TASK DIRECTIONS: I'd like the number of lines in the material below that include the word "true", written with no other text.
[[ RECORDS FOR THE TASK open ]]
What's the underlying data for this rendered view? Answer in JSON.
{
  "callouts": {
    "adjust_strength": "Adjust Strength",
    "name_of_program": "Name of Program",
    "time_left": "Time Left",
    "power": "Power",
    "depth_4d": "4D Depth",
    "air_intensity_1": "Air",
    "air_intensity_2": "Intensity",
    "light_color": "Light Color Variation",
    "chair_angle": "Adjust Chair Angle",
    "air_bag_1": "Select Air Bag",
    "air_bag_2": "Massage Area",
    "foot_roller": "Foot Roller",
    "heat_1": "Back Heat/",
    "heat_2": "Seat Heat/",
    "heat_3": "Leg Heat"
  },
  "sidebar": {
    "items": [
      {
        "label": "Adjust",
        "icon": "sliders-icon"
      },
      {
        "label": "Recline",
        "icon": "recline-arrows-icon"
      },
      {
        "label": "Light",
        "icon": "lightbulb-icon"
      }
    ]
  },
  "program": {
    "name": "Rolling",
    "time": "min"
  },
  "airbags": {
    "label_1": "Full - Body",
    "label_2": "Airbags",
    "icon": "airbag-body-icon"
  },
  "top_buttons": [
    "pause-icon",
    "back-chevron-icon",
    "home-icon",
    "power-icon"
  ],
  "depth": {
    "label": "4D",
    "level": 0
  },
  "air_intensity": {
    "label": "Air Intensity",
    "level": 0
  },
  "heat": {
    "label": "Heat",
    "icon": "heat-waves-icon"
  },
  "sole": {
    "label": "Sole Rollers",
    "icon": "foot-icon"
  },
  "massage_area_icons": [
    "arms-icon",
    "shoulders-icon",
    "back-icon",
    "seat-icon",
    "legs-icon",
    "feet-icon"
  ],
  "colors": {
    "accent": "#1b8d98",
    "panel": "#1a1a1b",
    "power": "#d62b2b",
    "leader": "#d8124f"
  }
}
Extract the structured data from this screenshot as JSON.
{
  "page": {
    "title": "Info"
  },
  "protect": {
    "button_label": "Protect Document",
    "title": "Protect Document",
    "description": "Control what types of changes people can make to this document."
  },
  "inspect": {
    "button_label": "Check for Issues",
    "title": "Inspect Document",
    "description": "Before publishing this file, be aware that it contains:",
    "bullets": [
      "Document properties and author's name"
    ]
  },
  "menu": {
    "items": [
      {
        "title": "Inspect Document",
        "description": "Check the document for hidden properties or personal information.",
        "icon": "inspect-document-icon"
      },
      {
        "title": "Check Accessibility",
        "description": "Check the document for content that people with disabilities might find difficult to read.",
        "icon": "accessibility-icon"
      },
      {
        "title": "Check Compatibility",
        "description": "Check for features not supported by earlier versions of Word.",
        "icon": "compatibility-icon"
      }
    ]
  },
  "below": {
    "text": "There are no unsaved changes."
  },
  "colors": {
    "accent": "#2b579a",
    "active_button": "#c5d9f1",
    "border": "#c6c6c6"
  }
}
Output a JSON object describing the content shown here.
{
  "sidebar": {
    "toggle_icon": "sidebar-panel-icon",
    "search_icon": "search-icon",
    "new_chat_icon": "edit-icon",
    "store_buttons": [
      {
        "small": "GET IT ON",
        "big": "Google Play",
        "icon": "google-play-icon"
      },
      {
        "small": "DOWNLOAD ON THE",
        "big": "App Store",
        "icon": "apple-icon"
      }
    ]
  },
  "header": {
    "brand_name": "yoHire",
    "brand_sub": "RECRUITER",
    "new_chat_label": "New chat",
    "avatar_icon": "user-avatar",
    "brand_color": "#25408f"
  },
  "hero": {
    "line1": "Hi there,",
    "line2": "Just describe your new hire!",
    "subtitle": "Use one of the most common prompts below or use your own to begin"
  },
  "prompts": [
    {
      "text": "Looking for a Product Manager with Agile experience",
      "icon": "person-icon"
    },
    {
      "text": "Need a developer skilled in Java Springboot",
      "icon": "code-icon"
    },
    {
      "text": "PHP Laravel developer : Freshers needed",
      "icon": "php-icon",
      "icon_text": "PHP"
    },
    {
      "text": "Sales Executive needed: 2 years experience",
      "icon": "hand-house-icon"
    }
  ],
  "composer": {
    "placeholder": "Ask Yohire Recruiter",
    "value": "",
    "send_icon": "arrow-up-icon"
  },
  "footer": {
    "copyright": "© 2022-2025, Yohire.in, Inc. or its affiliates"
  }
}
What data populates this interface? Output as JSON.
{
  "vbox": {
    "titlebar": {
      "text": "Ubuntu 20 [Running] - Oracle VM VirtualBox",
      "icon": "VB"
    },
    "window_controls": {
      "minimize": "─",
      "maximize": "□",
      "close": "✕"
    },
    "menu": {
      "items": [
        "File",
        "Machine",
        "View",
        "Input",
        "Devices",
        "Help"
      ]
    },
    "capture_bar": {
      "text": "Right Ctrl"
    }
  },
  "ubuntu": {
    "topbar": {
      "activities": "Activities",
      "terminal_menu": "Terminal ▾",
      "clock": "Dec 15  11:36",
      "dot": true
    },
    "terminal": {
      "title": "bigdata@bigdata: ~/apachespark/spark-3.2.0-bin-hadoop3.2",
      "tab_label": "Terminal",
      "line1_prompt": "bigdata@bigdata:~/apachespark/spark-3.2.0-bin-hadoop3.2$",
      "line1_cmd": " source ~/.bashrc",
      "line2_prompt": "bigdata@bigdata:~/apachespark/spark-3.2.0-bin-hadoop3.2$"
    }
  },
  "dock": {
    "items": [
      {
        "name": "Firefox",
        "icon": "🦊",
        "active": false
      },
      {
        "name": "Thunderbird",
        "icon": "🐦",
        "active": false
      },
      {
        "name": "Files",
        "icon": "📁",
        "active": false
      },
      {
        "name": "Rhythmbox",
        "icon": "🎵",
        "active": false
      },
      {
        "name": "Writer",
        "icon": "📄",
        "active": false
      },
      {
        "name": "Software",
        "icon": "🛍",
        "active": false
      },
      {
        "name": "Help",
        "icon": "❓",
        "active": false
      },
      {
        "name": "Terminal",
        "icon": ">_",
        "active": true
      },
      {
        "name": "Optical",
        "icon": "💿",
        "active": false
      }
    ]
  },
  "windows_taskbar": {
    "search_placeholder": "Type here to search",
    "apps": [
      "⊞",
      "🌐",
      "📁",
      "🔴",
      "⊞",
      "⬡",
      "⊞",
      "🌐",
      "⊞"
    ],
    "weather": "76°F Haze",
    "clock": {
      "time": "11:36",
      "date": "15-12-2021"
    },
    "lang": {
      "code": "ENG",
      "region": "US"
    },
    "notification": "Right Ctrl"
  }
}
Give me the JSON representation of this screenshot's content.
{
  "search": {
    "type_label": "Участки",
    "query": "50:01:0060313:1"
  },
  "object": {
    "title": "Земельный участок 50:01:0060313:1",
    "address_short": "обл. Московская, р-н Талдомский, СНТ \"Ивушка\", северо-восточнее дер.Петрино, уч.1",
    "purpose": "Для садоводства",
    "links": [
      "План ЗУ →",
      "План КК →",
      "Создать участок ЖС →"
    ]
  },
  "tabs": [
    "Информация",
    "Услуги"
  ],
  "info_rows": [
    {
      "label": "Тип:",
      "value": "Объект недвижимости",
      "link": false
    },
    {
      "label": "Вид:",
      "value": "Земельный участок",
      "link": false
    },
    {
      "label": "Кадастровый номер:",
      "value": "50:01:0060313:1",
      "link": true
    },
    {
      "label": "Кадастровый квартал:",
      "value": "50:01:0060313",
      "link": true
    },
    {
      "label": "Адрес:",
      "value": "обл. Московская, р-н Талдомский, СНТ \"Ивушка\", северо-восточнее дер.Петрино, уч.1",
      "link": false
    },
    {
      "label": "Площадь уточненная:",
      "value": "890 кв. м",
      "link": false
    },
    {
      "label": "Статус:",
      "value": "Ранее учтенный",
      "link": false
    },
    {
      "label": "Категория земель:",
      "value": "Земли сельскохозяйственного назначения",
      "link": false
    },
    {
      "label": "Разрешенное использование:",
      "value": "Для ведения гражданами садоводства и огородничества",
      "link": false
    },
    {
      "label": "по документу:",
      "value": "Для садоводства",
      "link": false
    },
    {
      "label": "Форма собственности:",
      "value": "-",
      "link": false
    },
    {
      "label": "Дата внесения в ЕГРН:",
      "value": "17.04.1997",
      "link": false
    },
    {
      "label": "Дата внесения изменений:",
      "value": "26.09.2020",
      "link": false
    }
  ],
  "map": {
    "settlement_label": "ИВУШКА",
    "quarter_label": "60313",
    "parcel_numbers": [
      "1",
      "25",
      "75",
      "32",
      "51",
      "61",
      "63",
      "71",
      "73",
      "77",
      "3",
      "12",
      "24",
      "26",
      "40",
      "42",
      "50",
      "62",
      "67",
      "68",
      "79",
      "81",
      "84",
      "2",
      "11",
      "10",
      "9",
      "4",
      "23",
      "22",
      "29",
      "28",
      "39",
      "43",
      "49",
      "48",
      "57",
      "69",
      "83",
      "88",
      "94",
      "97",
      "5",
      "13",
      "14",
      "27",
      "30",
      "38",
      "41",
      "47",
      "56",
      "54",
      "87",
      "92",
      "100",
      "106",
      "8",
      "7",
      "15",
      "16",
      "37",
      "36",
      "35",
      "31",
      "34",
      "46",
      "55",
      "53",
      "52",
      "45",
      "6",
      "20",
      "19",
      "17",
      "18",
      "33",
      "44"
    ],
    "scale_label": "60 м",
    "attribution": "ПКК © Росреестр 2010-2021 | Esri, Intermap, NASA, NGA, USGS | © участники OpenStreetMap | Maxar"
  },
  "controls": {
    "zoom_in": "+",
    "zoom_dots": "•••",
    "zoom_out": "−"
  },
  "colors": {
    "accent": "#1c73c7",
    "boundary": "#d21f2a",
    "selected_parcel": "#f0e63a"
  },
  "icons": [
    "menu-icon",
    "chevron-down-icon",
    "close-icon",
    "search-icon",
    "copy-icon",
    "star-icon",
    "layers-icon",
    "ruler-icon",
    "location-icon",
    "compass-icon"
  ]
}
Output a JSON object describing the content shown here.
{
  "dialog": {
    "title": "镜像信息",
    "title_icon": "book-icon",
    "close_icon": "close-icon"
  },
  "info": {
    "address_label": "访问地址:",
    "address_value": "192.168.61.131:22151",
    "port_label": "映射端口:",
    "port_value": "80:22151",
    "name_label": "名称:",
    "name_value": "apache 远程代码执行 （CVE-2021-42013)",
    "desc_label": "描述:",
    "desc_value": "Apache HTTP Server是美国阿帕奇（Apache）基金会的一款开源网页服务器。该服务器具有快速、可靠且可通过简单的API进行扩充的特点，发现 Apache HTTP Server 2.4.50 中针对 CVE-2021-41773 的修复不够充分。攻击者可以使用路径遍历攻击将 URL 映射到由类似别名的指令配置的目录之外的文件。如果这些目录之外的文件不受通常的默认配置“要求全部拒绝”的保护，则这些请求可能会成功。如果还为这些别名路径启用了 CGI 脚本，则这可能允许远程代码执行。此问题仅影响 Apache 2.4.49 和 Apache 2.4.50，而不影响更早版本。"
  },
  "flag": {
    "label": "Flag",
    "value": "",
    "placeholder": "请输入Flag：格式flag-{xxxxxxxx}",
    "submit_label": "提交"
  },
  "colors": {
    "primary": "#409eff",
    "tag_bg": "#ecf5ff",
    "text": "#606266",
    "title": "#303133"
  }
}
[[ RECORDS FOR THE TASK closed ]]
YOUR SOLUTION: 4